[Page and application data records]
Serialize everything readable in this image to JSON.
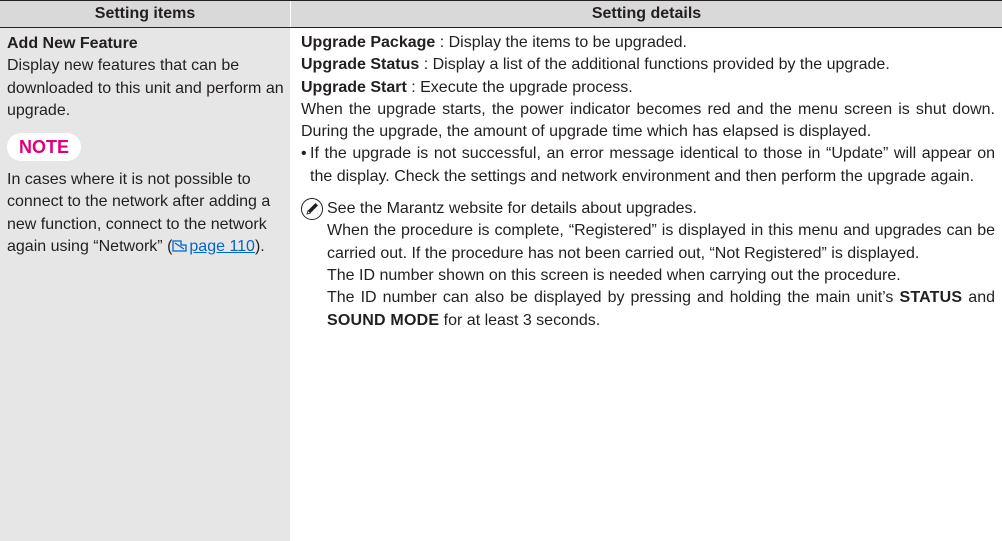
{
  "header": {
    "items_label": "Setting items",
    "details_label": "Setting details"
  },
  "left": {
    "title": "Add New Feature",
    "description": "Display new features that can be downloaded to this unit and perform an upgrade.",
    "note_label": "NOTE",
    "note_text_before": "In cases where it is not possible to connect to the network after adding a new function, connect to the network again using “Network” (",
    "note_link": "page 110",
    "note_text_after": ")."
  },
  "right": {
    "upgrade_package_label": "Upgrade Package",
    "upgrade_package_text": " : Display the items to be upgraded.",
    "upgrade_status_label": "Upgrade Status",
    "upgrade_status_text": " : Display a list of the additional functions provided by the upgrade.",
    "upgrade_start_label": "Upgrade Start",
    "upgrade_start_text": " : Execute the upgrade process.",
    "upgrade_info": "When the upgrade starts, the power indicator becomes red and the menu screen is shut down. During the upgrade, the amount of upgrade time which has elapsed is displayed.",
    "bullet_mark": "•",
    "bullet_text": "If the upgrade is not successful, an error message identical to those in “Update” will appear on the display. Check the settings and network environment and then perform the upgrade again.",
    "tip_line1": "See the Marantz website for details about upgrades.",
    "tip_line2": "When the procedure is complete, “Registered” is displayed in this menu and upgrades can be carried out. If the procedure has not been carried out, “Not Registered” is displayed.",
    "tip_line3": "The ID number shown on this screen is needed when carrying out the procedure.",
    "tip_line4_before": "The ID number can also be displayed by pressing and holding the main unit’s ",
    "tip_status": "STATUS",
    "tip_and": " and ",
    "tip_sound_mode": "SOUND MODE",
    "tip_line4_after": " for at least 3 seconds."
  },
  "colors": {
    "header_bg": "#d9d9d9",
    "left_bg": "#e6e6e6",
    "note_accent": "#e0007a",
    "link": "#0066cc"
  }
}
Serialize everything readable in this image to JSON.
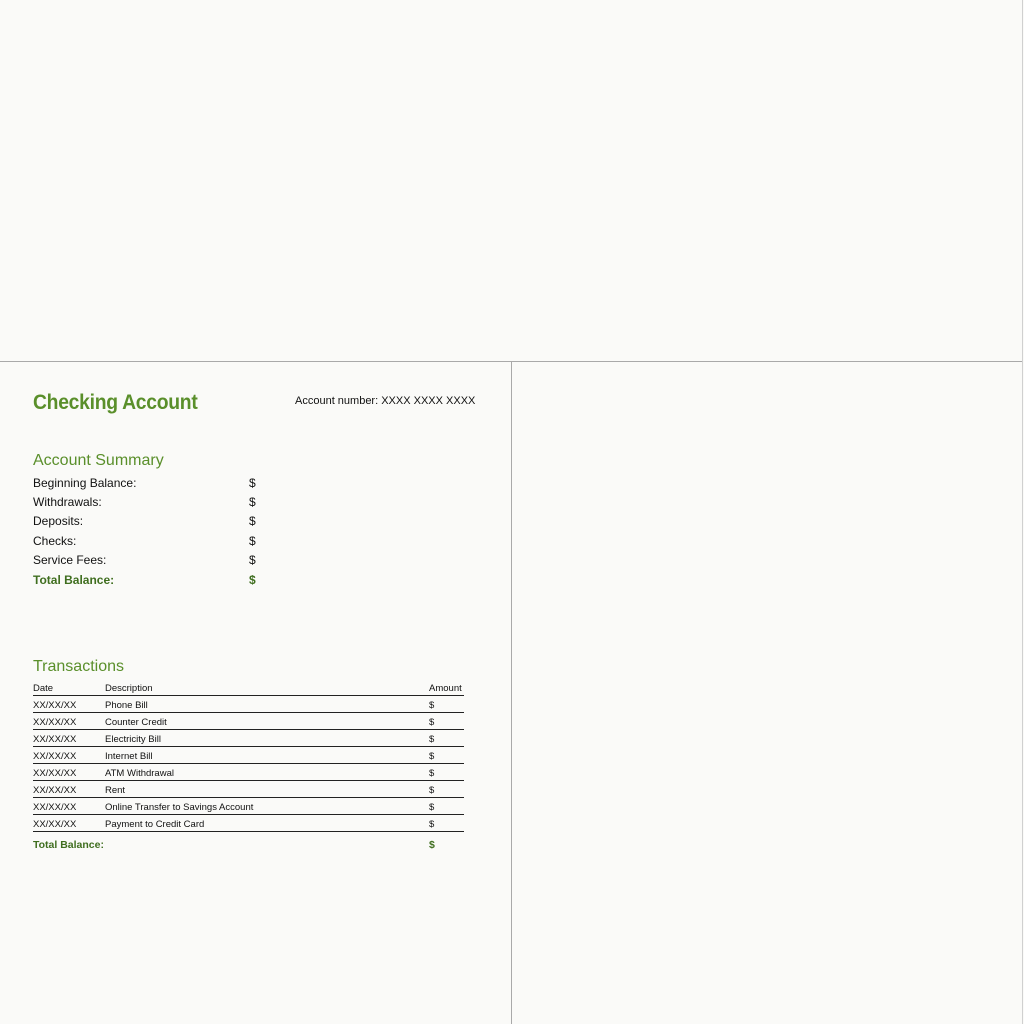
{
  "document": {
    "title": "Checking Account",
    "account_number": "Account number: XXXX XXXX XXXX"
  },
  "summary": {
    "heading": "Account Summary",
    "rows": [
      {
        "label": "Beginning Balance:",
        "value": "$"
      },
      {
        "label": "Withdrawals:",
        "value": "$"
      },
      {
        "label": "Deposits:",
        "value": "$"
      },
      {
        "label": "Checks:",
        "value": "$"
      },
      {
        "label": "Service Fees:",
        "value": "$"
      }
    ],
    "total": {
      "label": "Total Balance:",
      "value": "$"
    }
  },
  "transactions": {
    "heading": "Transactions",
    "columns": {
      "date": "Date",
      "description": "Description",
      "amount": "Amount"
    },
    "rows": [
      {
        "date": "XX/XX/XX",
        "description": "Phone Bill",
        "amount": "$"
      },
      {
        "date": "XX/XX/XX",
        "description": "Counter Credit",
        "amount": "$"
      },
      {
        "date": "XX/XX/XX",
        "description": "Electricity Bill",
        "amount": "$"
      },
      {
        "date": "XX/XX/XX",
        "description": "Internet Bill",
        "amount": "$"
      },
      {
        "date": "XX/XX/XX",
        "description": "ATM Withdrawal",
        "amount": "$"
      },
      {
        "date": "XX/XX/XX",
        "description": "Rent",
        "amount": "$"
      },
      {
        "date": "XX/XX/XX",
        "description": "Online Transfer to Savings Account",
        "amount": "$"
      },
      {
        "date": "XX/XX/XX",
        "description": "Payment to Credit Card",
        "amount": "$"
      }
    ],
    "total": {
      "label": "Total Balance:",
      "value": "$"
    }
  },
  "colors": {
    "accent": "#5a8f2b",
    "accent_dark": "#3f6e1f",
    "background": "#fafaf8",
    "gridline": "#a9a9a9"
  }
}
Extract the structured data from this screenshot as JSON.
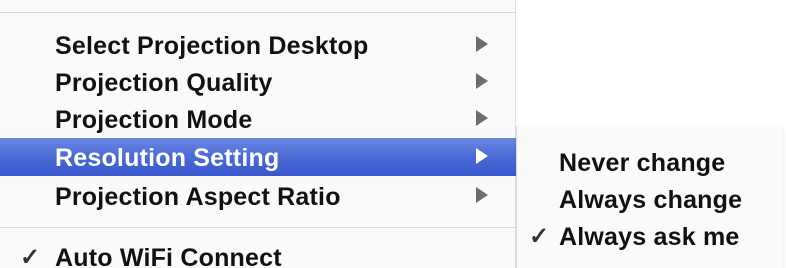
{
  "main_menu": {
    "items": [
      {
        "label": "Select Projection Desktop",
        "has_submenu": true,
        "selected": false
      },
      {
        "label": "Projection Quality",
        "has_submenu": true,
        "selected": false
      },
      {
        "label": "Projection Mode",
        "has_submenu": true,
        "selected": false
      },
      {
        "label": "Resolution Setting",
        "has_submenu": true,
        "selected": true
      },
      {
        "label": "Projection Aspect Ratio",
        "has_submenu": true,
        "selected": false
      }
    ],
    "bottom_item": {
      "label": "Auto WiFi Connect",
      "checked": true,
      "check_glyph": "✓"
    }
  },
  "submenu": {
    "items": [
      {
        "label": "Never change",
        "checked": false
      },
      {
        "label": "Always change",
        "checked": false
      },
      {
        "label": "Always ask me",
        "checked": true,
        "check_glyph": "✓"
      }
    ]
  },
  "colors": {
    "selection": "#4d6cd8",
    "menu_background": "#fafafa",
    "text": "#111111"
  },
  "icons": {
    "submenu_arrow": "chevron-right-icon",
    "checkmark": "checkmark-icon"
  }
}
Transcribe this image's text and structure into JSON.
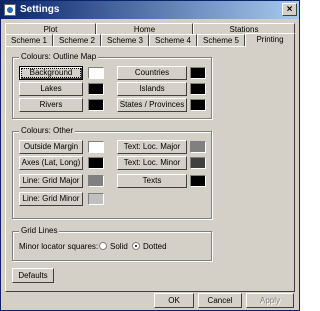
{
  "window": {
    "title": "Settings",
    "close_glyph": "×"
  },
  "tabs": {
    "row_top": [
      "Plot",
      "Home",
      "Stations"
    ],
    "row_bottom": [
      "Scheme 1",
      "Scheme 2",
      "Scheme 3",
      "Scheme 4",
      "Scheme 5",
      "Printing"
    ],
    "active": "Printing"
  },
  "outline": {
    "label": "Colours: Outline Map",
    "items": [
      {
        "label": "Background",
        "color": "#ffffff"
      },
      {
        "label": "Lakes",
        "color": "#000000"
      },
      {
        "label": "Rivers",
        "color": "#000000"
      },
      {
        "label": "Countries",
        "color": "#000000"
      },
      {
        "label": "Islands",
        "color": "#000000"
      },
      {
        "label": "States / Provinces",
        "color": "#000000"
      }
    ]
  },
  "other": {
    "label": "Colours: Other",
    "items": [
      {
        "label": "Outside Margin",
        "color": "#ffffff"
      },
      {
        "label": "Axes (Lat, Long)",
        "color": "#000000"
      },
      {
        "label": "Line: Grid Major",
        "color": "#808080"
      },
      {
        "label": "Line: Grid Minor",
        "color": "#c0c0c0"
      },
      {
        "label": "Text: Loc. Major",
        "color": "#808080"
      },
      {
        "label": "Text: Loc. Minor",
        "color": "#404040"
      },
      {
        "label": "Texts",
        "color": "#000000"
      }
    ]
  },
  "gridlines": {
    "label": "Grid Lines",
    "minor_label": "Minor locator squares:",
    "option_solid": "Solid",
    "option_dotted": "Dotted",
    "selected": "Dotted"
  },
  "buttons": {
    "defaults": "Defaults",
    "ok": "OK",
    "cancel": "Cancel",
    "apply": "Apply"
  }
}
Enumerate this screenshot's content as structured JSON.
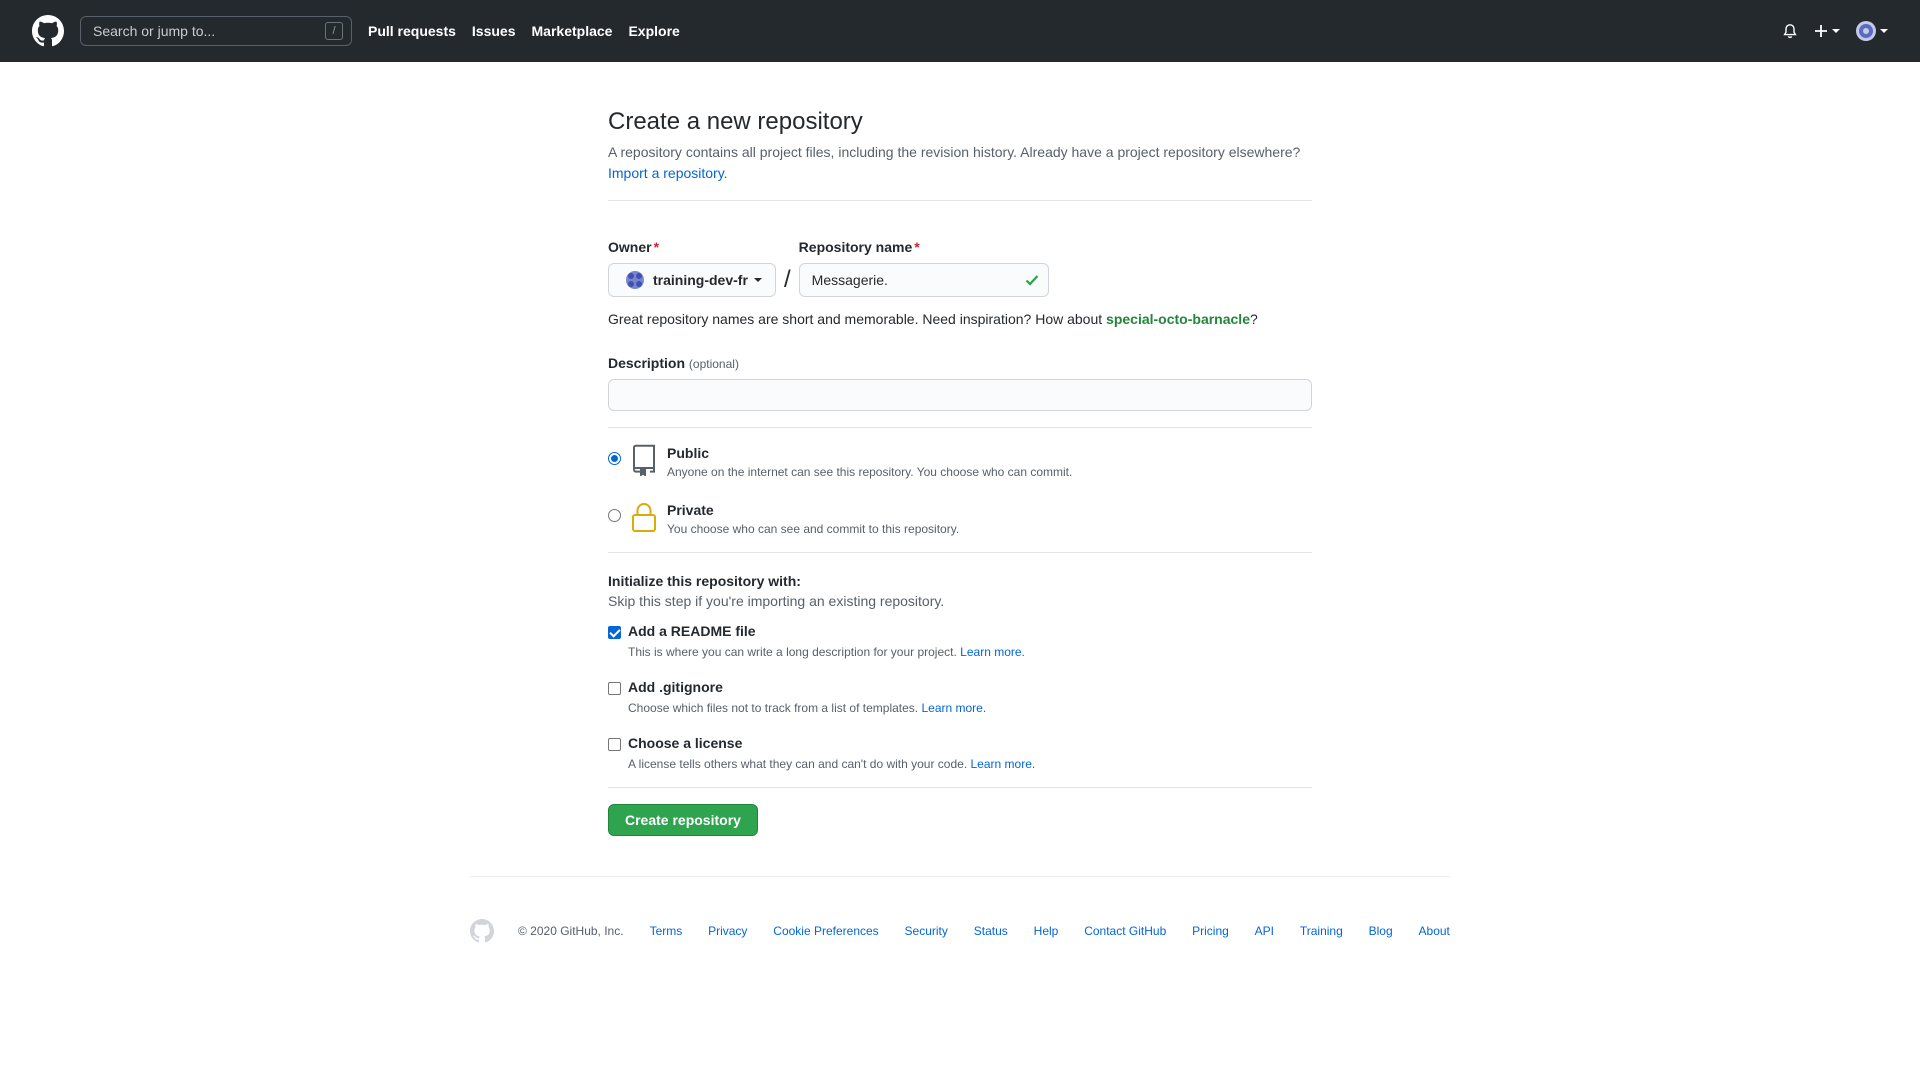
{
  "header": {
    "search_placeholder": "Search or jump to...",
    "search_shortcut": "/",
    "nav": [
      "Pull requests",
      "Issues",
      "Marketplace",
      "Explore"
    ]
  },
  "main": {
    "title": "Create a new repository",
    "subtitle": "A repository contains all project files, including the revision history. Already have a project repository elsewhere?",
    "import_link": "Import a repository.",
    "owner_label": "Owner",
    "owner_value": "training-dev-fr",
    "separator": "/",
    "repo_name_label": "Repository name",
    "repo_name_value": "Messagerie.",
    "required_mark": "*",
    "hint_prefix": "Great repository names are short and memorable. Need inspiration? How about",
    "hint_suggestion": "special-octo-barnacle",
    "hint_suffix": "?",
    "description_label": "Description",
    "description_optional": "(optional)",
    "description_value": "",
    "visibility": {
      "public_title": "Public",
      "public_desc": "Anyone on the internet can see this repository. You choose who can commit.",
      "private_title": "Private",
      "private_desc": "You choose who can see and commit to this repository.",
      "selected": "public"
    },
    "init": {
      "title": "Initialize this repository with:",
      "subtitle": "Skip this step if you're importing an existing repository.",
      "learn_more": "Learn more.",
      "options": [
        {
          "title": "Add a README file",
          "desc": "This is where you can write a long description for your project.",
          "checked": true
        },
        {
          "title": "Add .gitignore",
          "desc": "Choose which files not to track from a list of templates.",
          "checked": false
        },
        {
          "title": "Choose a license",
          "desc": "A license tells others what they can and can't do with your code.",
          "checked": false
        }
      ]
    },
    "create_button": "Create repository"
  },
  "footer": {
    "copyright": "© 2020 GitHub, Inc.",
    "links": [
      "Terms",
      "Privacy",
      "Cookie Preferences",
      "Security",
      "Status",
      "Help",
      "Contact GitHub",
      "Pricing",
      "API",
      "Training",
      "Blog",
      "About"
    ]
  },
  "colors": {
    "header_bg": "#24292e",
    "link": "#0366d6",
    "primary_button": "#2ea44f",
    "success_check": "#28a745",
    "lock_icon": "#dbab09"
  }
}
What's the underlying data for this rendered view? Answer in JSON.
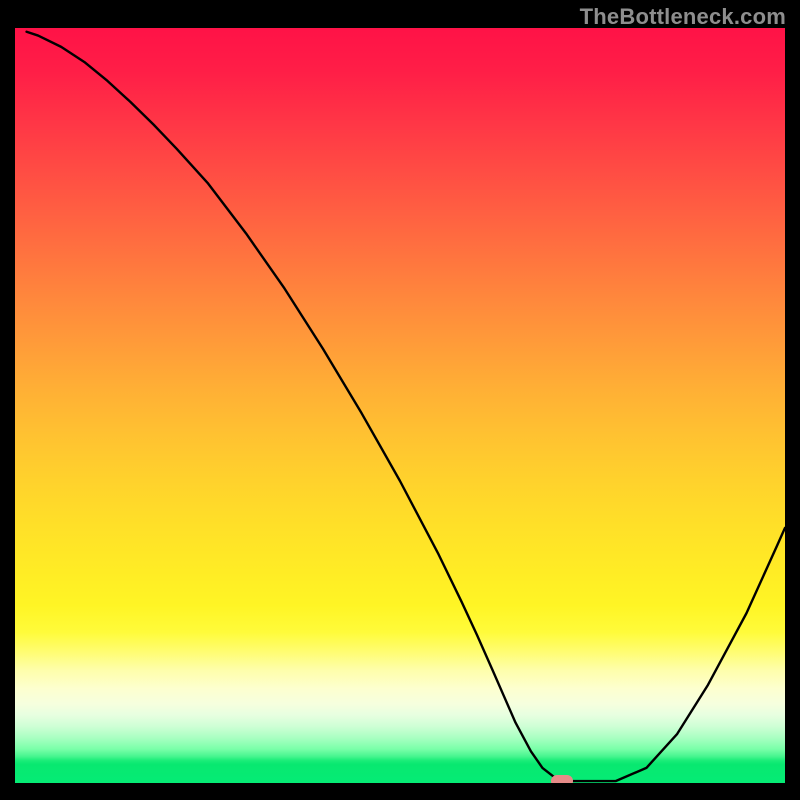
{
  "watermark": "TheBottleneck.com",
  "colors": {
    "stroke": "#000000",
    "background_top": "#ff1247",
    "background_bottom": "#06eb75",
    "marker": "#e68b88"
  },
  "chart_data": {
    "type": "line",
    "title": "",
    "xlabel": "",
    "ylabel": "",
    "xlim": [
      0,
      100
    ],
    "ylim": [
      0,
      100
    ],
    "grid": false,
    "legend": false,
    "x": [
      0,
      1.5,
      3,
      6,
      9,
      12,
      15,
      18,
      21,
      25,
      30,
      35,
      40,
      45,
      50,
      55,
      58,
      60,
      62,
      63.5,
      65,
      67,
      68.5,
      70,
      72,
      75,
      78,
      82,
      86,
      90,
      95,
      99,
      100
    ],
    "values": [
      null,
      99.5,
      99.0,
      97.5,
      95.5,
      93.0,
      90.2,
      87.2,
      84.0,
      79.5,
      72.8,
      65.5,
      57.5,
      49.0,
      40.0,
      30.3,
      24.0,
      19.6,
      15.0,
      11.5,
      8.0,
      4.2,
      2.0,
      0.8,
      0.25,
      0.25,
      0.25,
      2.0,
      6.5,
      13.0,
      22.5,
      31.5,
      33.8
    ],
    "annotations": [
      {
        "type": "marker",
        "x": 71,
        "y": 0.25,
        "shape": "rounded-rect"
      }
    ]
  }
}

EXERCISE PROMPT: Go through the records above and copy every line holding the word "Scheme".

EXERCISE RESPONSE:
      "Scheme 1",
      "Scheme 2",
      "Scheme 3",
      "Scheme 4",
      "Scheme 5",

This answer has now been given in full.